I love back-to-school season. The thrill of buying new pens, fresh books ready to be cracked open, and possibility hanging in the air. I’m a nerd, and I’ll own it. Give me a gift card to Staples, and I’m a happy woman.
Since becoming a mom of school-age kids, the season has turned bittersweet.
That first day at school drop-off always hits me hard. As I watch my babies walk away, I get that lump in my throat as all the feelings rush in: “Will they find their classrooms? Does he remember his multiplication tables? Will he have a friend to sit with at lunch? Please, God, let him go another year without noticing girls…”
While summer can be exhausting and I’m ready for the change of pace, this mama bird struggles to let go. Summertime allows me to keep my four boys tucked up pretty tight under my wing. I hear their conversations. I know what they watch and how they spend their time.
But during the school year, they spend 7 hours a day that go largely unaccounted for. My first instinct is to push and pry, to ask 1,539 questions the minute they walk through the door. But no matter how many questions I ask or responses I get, their school life comes to me only in bits and pieces.
The back-to-school season puts me face to face with the reality that my kids can’t stay nestled nearby.
Babies were born to the leave the nest. I get to care for them and love them and nuzzle them while they’re young. But in the grand scope of life, our nest is just the jumping off point.
In my work with college students, I’ve seen what happens when mama bird hovers. They produce pseudo-adults who can’t do their own laundry, manage money, or even know who they are apart from their parents. Often, they don’t make it through their first year out. I don’t want that for my kids. I want them to be strong, capable, confident, God-seeking young men.

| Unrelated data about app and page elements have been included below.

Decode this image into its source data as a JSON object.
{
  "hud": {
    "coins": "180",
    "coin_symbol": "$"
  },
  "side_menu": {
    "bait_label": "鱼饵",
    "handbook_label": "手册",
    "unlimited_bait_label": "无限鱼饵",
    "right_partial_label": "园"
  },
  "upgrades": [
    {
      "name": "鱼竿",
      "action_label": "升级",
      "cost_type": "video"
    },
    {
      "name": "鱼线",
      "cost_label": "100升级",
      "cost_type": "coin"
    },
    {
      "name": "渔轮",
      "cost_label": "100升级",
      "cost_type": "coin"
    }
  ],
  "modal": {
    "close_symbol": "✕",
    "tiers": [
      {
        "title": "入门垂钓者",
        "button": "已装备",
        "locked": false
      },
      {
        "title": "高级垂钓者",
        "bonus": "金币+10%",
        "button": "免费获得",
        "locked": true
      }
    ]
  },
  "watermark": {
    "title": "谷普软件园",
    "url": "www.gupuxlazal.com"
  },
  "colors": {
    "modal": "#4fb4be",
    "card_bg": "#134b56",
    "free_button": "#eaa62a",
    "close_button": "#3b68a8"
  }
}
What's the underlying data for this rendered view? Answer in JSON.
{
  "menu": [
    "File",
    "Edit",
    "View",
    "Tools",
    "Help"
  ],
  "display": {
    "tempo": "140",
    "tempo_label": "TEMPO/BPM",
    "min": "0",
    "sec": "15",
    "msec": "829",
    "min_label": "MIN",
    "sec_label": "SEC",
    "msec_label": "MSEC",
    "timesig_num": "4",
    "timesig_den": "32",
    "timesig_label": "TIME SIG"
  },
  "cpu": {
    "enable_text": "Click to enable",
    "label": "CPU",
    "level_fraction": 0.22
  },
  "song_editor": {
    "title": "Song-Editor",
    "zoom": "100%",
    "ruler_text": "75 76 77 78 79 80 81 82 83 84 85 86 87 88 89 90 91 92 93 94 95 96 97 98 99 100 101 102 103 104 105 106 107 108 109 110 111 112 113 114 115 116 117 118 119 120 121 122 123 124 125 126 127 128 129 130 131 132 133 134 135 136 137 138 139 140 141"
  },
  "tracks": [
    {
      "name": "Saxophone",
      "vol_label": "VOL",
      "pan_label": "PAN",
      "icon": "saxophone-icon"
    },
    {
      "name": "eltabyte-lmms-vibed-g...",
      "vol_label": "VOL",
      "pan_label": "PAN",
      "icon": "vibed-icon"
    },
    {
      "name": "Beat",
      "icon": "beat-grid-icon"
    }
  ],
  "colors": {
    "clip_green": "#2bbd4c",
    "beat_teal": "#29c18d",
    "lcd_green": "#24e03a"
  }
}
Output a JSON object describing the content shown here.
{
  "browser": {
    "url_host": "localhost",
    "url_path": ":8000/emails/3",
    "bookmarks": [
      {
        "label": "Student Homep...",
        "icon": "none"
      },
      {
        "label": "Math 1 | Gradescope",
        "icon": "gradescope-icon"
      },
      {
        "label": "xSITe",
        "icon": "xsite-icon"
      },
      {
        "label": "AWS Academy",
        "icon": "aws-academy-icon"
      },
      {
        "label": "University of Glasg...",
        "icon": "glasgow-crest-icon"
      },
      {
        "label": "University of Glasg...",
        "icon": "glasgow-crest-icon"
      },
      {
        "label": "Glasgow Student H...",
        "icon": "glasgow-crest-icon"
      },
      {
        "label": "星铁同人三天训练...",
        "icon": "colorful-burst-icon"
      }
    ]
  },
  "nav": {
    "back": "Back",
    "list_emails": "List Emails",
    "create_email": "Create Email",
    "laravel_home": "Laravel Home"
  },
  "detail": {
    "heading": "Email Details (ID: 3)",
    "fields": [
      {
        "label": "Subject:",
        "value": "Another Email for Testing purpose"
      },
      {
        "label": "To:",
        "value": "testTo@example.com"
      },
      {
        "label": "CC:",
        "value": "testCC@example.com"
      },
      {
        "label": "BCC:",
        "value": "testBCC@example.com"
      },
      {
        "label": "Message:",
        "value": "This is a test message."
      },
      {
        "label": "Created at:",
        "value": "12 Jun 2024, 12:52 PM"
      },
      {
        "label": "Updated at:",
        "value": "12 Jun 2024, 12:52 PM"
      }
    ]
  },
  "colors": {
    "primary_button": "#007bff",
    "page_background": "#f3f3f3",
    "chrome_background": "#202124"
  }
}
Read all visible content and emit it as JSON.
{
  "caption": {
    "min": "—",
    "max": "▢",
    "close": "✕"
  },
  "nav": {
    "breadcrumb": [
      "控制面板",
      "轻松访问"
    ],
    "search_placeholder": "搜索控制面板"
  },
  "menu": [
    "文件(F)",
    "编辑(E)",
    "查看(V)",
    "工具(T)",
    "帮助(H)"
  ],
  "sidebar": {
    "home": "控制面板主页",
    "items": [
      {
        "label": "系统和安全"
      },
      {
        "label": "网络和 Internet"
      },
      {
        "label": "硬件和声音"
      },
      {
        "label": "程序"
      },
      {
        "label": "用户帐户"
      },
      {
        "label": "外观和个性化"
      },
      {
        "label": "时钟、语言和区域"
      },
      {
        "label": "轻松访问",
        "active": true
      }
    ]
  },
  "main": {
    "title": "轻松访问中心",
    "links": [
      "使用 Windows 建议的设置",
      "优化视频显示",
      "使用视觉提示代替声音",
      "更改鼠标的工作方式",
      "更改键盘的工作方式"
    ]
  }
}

But independent adults don’t just happen.
Beginning with that first day of kindergarten, I must encourage my kids toward independence from me and dependence on God. When I want to swoop in, to email the teacher asking for hourly updates or tell that kid on the playground what’s up, I must resist. I must see past my son’s five-year-old self and release him into the man he will become.
What that first day of school does for me is set things right. It reminds me that their lives—now and in the future—are not mine. Armed with superhero backpacks and pencils and a God who is there when I’m not, they are ready. While I will most certainly head to the nearest Starbucks to drown my sorrows in dirty chai lattes, I don’t chase after them. I let them walk away, laughing with classmates and walking through those double doors without looking back.